The complete 2008 SPPA dataset and questionaire can be downloaded from Princeton University’s Cultural Policy and the Arts National Data Archive website at www.cpanda.org.13
(The questionaire is also available on the NEA’s Research web page.) Alternatively, the dataset can be ordered from the U.S. Census Bureau, Customer Services Center.14
Further information on the details of the survey methodology is available in the 2008 SPPA User’s Guide.15
For a detailed description of Current Population Survey methodology, please see the U.S. Census Bureau technical brief at www.bls.census.gov/cps/tp/tp63.htm.
- Elementary or high school performances were not included in these figures.
- Those events are plays or musicals, classical music or jazz concerts, ballet or opera performances.
- Latin/Spanish/salsa music attendance was asked about for the first time in 2008.
- Trend analysis excludes data from the 1997 Survey of Public Participation in the Arts because of fundamental differences in data collection. (For details, see National Endowment for the Arts, 1997 Survey of Public Participation in the Arts: Summary Report, 1999.) Similarly, the 1985 SPPA survey results are excluded because they are largely similar to the 1982 survey results.
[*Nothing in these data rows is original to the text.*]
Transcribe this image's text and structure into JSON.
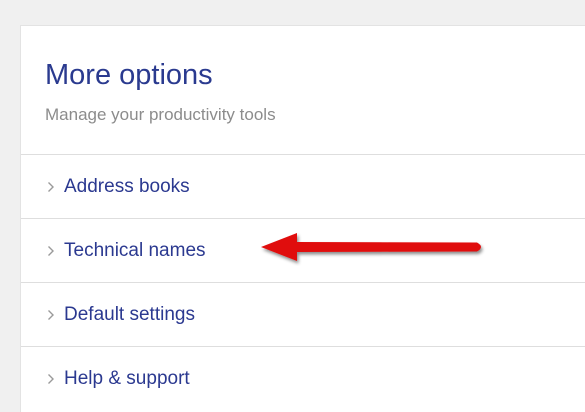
{
  "panel": {
    "title": "More options",
    "subtitle": "Manage your productivity tools"
  },
  "menu": {
    "items": [
      {
        "label": "Address books",
        "icon": "chevron-right-icon"
      },
      {
        "label": "Technical names",
        "icon": "chevron-right-icon"
      },
      {
        "label": "Default settings",
        "icon": "chevron-right-icon"
      },
      {
        "label": "Help & support",
        "icon": "chevron-right-icon"
      }
    ]
  },
  "annotation": {
    "type": "red-arrow",
    "points_to": "Technical names",
    "color": "#e01010"
  },
  "colors": {
    "title": "#2a3a8f",
    "link": "#2b3990",
    "subtitle": "#8c8c8c",
    "divider": "#dedede",
    "page_background": "#f0f0f0"
  }
}
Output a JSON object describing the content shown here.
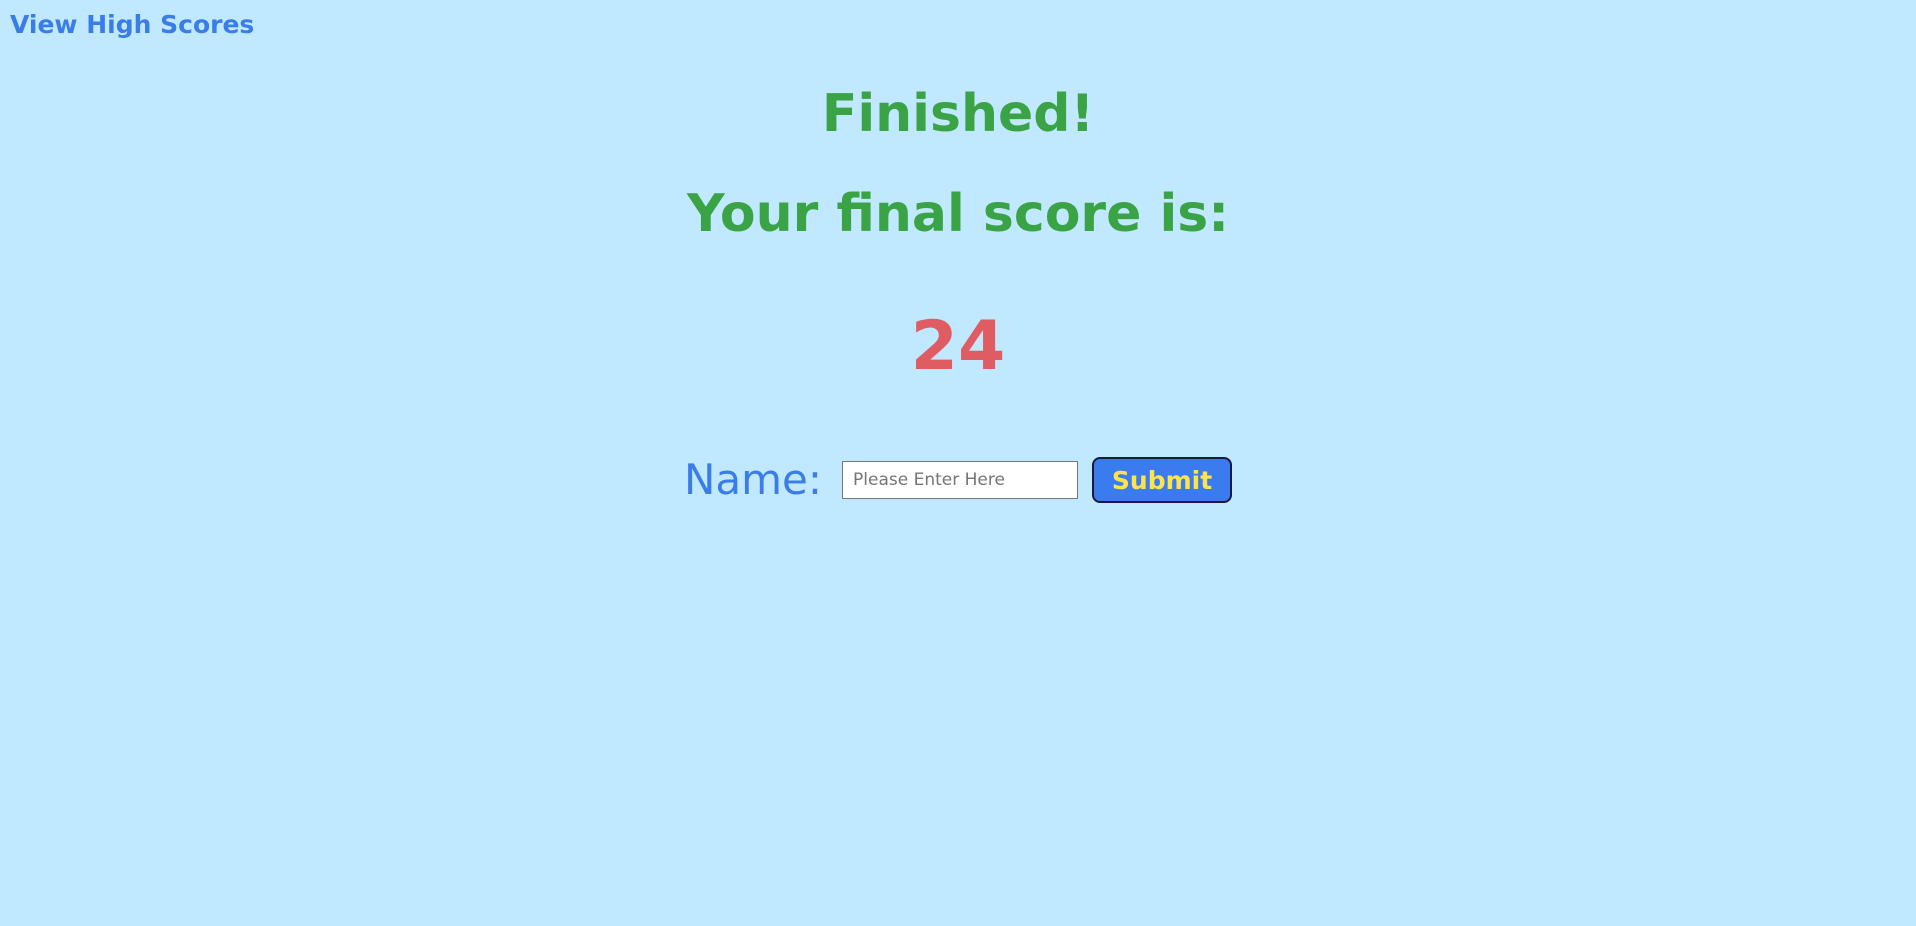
{
  "nav": {
    "high_scores_link": "View High Scores"
  },
  "result": {
    "heading": "Finished!",
    "score_label": "Your final score is:",
    "score_value": "24"
  },
  "form": {
    "name_label": "Name:",
    "name_placeholder": "Please Enter Here",
    "name_value": "",
    "submit_label": "Submit"
  },
  "colors": {
    "background": "#c0e8fe",
    "link": "#3a7ce8",
    "heading": "#3aa346",
    "score": "#e05c63",
    "button_bg": "#3a7cf0",
    "button_text": "#ffe34a"
  }
}
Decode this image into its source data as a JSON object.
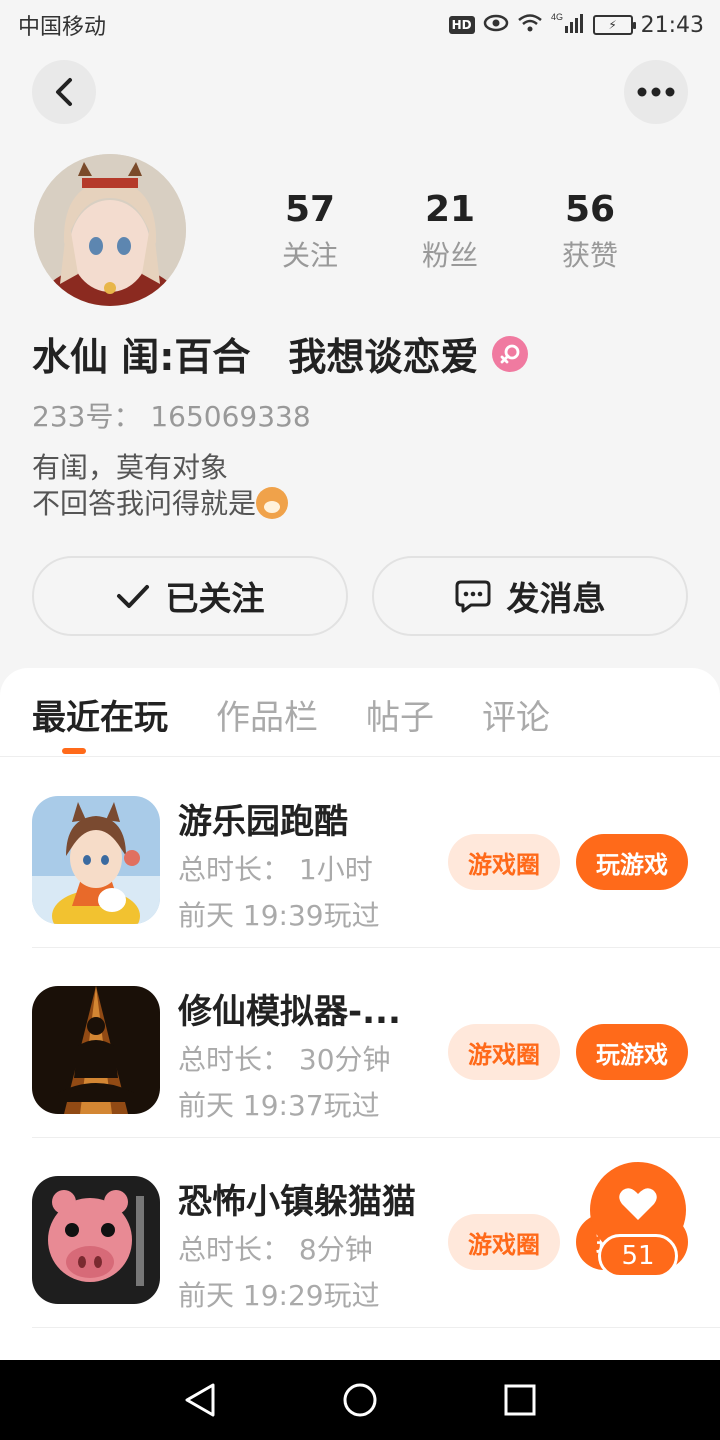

- From 1982 to 2002, women increased their art museum attendance rate from 23.1 percent to 28.2 percent. In 2008, their attendance rate retreated to 24.0 percent.
- During the fourth quarter of 2007, real consumer spending grew by only 1 percent, according to the U.S. Department of Commerce (Bureau of Economic Analysis). For the next two consecutive quarters (January through June 2008), it grew by 0.9 percent and 1.2 percent, respectively. By comparison, real consumer spending grew by an annual average of 3.0 percent in 2006.
- For more information, see National Endowment for the Arts, Arts Participation 2008: Highlights from a National Survey.
- See U.S. Department of Labor, Bureau of Labor Statistics, Average Price Data. Figures are reported for U.S. city averages and for all types of gasoline per gallon.
- From 2002 to 2008, the percentage of adults reading literature rose from 46.7 percent to 50.2 percent. (For more information, see National Endowment for the Arts, Reading on the Rise: A New Chapter in American Literacy.)
- Figure 1-4 captures data from 2002 to 2008 only. For tables illustrating age-related declines in attendance rates from 1982 to 2008, see Arts Participation 2008: Highlights from a National Survey and the tables available at www.nea.gov/research/SPPA/index.html.
- See National Endowment for the Arts, Effects of Arts Education on Participation in the Arts, 1996, and Age and Arts Participation: 1982-1997, 2000.
- Figure 1-5 captures data from 2002 to 2008 only. For a chart and tables illustrating education-related declines in attendance rates from 1982 to 2008, see Arts Participation 2008: Highlights from a National Survey and the tables available at www.nea.gov/research/SPPA/index.html.